Records from a data source:
-- Opening Marker --
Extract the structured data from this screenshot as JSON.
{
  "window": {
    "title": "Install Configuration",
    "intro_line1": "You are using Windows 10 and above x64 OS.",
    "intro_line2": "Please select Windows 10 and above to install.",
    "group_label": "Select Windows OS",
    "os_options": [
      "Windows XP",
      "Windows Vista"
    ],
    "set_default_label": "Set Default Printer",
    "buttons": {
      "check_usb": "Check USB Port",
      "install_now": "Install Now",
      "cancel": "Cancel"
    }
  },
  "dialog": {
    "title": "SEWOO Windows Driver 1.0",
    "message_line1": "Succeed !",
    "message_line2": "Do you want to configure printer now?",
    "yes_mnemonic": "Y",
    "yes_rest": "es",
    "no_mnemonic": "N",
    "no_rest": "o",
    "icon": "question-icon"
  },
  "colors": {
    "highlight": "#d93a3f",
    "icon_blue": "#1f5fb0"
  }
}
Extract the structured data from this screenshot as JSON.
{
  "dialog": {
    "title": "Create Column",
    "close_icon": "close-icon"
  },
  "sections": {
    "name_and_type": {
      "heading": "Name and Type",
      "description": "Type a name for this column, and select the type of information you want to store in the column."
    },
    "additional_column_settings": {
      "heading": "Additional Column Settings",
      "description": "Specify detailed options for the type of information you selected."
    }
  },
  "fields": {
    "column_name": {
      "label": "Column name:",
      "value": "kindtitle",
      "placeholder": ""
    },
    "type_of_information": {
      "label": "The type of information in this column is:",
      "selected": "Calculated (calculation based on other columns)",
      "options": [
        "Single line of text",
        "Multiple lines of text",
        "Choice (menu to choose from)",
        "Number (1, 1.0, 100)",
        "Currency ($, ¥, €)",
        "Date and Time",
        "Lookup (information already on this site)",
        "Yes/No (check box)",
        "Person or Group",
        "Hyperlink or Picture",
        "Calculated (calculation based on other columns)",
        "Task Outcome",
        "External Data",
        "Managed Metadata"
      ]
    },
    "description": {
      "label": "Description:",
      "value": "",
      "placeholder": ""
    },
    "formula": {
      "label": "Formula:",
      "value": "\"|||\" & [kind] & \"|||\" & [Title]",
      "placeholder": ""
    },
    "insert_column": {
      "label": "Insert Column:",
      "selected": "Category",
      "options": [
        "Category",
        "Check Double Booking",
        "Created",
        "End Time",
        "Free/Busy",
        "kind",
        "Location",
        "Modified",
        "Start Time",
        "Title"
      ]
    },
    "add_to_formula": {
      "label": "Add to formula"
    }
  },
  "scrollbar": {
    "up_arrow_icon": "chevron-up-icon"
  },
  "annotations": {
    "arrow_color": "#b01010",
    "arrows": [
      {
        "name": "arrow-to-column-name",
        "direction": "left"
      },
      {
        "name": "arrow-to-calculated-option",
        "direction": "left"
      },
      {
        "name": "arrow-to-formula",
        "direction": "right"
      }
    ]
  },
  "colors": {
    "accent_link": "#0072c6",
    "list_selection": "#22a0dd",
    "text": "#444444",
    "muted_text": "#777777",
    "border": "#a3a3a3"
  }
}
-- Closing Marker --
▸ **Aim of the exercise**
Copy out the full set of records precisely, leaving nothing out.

▸ **Your response**
Extract the structured data from this screenshot as JSON.
{
  "window": {
    "title": "Install Configuration",
    "intro_line1": "You are using Windows 10 and above x64 OS.",
    "intro_line2": "Please select Windows 10 and above to install.",
    "group_label": "Select Windows OS",
    "os_options": [
      "Windows XP",
      "Windows Vista"
    ],
    "set_default_label": "Set Default Printer",
    "buttons": {
      "check_usb": "Check USB Port",
      "install_now": "Install Now",
      "cancel": "Cancel"
    }
  },
  "dialog": {
    "title": "SEWOO Windows Driver 1.0",
    "message_line1": "Succeed !",
    "message_line2": "Do you want to configure printer now?",
    "yes_mnemonic": "Y",
    "yes_rest": "es",
    "no_mnemonic": "N",
    "no_rest": "o",
    "icon": "question-icon"
  },
  "colors": {
    "highlight": "#d93a3f",
    "icon_blue": "#1f5fb0"
  }
}
Extract the structured data from this screenshot as JSON.
{
  "dialog": {
    "title": "Create Column",
    "close_icon": "close-icon"
  },
  "sections": {
    "name_and_type": {
      "heading": "Name and Type",
      "description": "Type a name for this column, and select the type of information you want to store in the column."
    },
    "additional_column_settings": {
      "heading": "Additional Column Settings",
      "description": "Specify detailed options for the type of information you selected."
    }
  },
  "fields": {
    "column_name": {
      "label": "Column name:",
      "value": "kindtitle",
      "placeholder": ""
    },
    "type_of_information": {
      "label": "The type of information in this column is:",
      "selected": "Calculated (calculation based on other columns)",
      "options": [
        "Single line of text",
        "Multiple lines of text",
        "Choice (menu to choose from)",
        "Number (1, 1.0, 100)",
        "Currency ($, ¥, €)",
        "Date and Time",
        "Lookup (information already on this site)",
        "Yes/No (check box)",
        "Person or Group",
        "Hyperlink or Picture",
        "Calculated (calculation based on other columns)",
        "Task Outcome",
        "External Data",
        "Managed Metadata"
      ]
    },
    "description": {
      "label": "Description:",
      "value": "",
      "placeholder": ""
    },
    "formula": {
      "label": "Formula:",
      "value": "\"|||\" & [kind] & \"|||\" & [Title]",
      "placeholder": ""
    },
    "insert_column": {
      "label": "Insert Column:",
      "selected": "Category",
      "options": [
        "Category",
        "Check Double Booking",
        "Created",
        "End Time",
        "Free/Busy",
        "kind",
        "Location",
        "Modified",
        "Start Time",
        "Title"
      ]
    },
    "add_to_formula": {
      "label": "Add to formula"
    }
  },
  "scrollbar": {
    "up_arrow_icon": "chevron-up-icon"
  },
  "annotations": {
    "arrow_color": "#b01010",
    "arrows": [
      {
        "name": "arrow-to-column-name",
        "direction": "left"
      },
      {
        "name": "arrow-to-calculated-option",
        "direction": "left"
      },
      {
        "name": "arrow-to-formula",
        "direction": "right"
      }
    ]
  },
  "colors": {
    "accent_link": "#0072c6",
    "list_selection": "#22a0dd",
    "text": "#444444",
    "muted_text": "#777777",
    "border": "#a3a3a3"
  }
}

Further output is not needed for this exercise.